It was small things like this that always bring a smile to my face when I think about Ken. His love for the people of Bolivia and their clear, crisp southern skies prompted him to found the Southern Skies Star Party.
A year after the eclipse Ken returned to Bolivia to present them with two Starmaster telescopes, purchased with funds donated by eclipse chasers and profits made from a trip highlights video tape.. During this trip he laid the groundwork for the SSSP - a week of leisurely observing,, photography and sightseeing based at the Inca Utama Hotel on the shores of Lake Titicaca, 12,300 feet above sea level. Ken liked the idea that the wonders of the southern sky were only a 6 hour flight south of Miami and he had found a spot with first class accommodations, safe food, and a staff that would bend over backwards to help.
Ken made the trip to Bolivia for the next two years to head up the SSSP. He was unable to return in 1998 when his doctors refused to let him go to altitude and he asked me to fill in for him as SSSP Director.
Last year Ken asked me to make sure that the SSSP continued
and it will as the 4th Annual 1999 SSSP will take place as scheduled in June. The SSSP2K next year is planned to be a celebration of Ken and his love for southern skies astronomy.
The astronomical community has lost one of its most brilliant stars. Those who were part of Ken's "eclipse family" will never view another eclipse without thinking of him as that first diamond ring signals the start of one of nature's most beautiful events- totality! - Vic Winter 3/20/99
Please take a look at a few of my photographic memories of Ken.
Photo Page 1. -- Photo Page 2.-- Photo Page 3. -- Photo Page 4.
Also take a look at Fred Espenak's Tribute to Ken.
Another one of Ken's dreams was to place a large aperture StarMaster telescope at the Lake Titicaca observatory in Bolivia.
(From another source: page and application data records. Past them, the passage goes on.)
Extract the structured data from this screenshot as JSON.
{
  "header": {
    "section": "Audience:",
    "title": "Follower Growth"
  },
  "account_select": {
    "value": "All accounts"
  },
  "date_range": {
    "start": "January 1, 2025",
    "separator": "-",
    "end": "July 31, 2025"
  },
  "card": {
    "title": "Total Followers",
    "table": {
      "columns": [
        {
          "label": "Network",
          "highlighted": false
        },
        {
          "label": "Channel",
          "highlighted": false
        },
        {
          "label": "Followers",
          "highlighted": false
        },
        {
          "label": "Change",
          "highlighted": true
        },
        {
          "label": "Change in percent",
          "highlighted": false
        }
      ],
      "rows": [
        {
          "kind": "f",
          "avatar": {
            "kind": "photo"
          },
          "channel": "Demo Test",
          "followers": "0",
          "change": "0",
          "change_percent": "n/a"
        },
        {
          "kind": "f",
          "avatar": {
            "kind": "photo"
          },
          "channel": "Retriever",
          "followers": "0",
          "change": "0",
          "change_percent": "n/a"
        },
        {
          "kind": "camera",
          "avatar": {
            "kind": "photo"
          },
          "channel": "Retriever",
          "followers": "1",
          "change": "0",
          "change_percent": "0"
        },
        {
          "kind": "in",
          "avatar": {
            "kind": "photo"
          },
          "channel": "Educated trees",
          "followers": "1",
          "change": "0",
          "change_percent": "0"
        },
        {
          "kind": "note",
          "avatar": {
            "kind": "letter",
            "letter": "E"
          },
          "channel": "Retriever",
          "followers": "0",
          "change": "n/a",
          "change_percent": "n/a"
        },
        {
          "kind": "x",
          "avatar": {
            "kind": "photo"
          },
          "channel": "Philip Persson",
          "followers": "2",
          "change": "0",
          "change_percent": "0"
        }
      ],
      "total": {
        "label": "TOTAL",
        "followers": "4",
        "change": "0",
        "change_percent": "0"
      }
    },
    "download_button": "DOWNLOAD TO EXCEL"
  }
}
We have in place, a 501-(C)(3)(Charitable), Not-For-Profit corporation- StarGarden Foundation, which is dedicated to further astronomical purposes.
A special account has been set up to raise funds to purchase a 22 inch telescope and transport it to the observatory in Bolivia. The telescope will not only be available to local observers and for public star parties, but to anyone who makes a donation and wants use of a large aperture telescope in the southern skies.
If you are interested in helping make one of Ken's dreams come true please send your tax deductible donation to:
c/o Ken Willcox Fund
4907 W. 57th Terrace
Shawnee Mission, Kansas 66205 - or...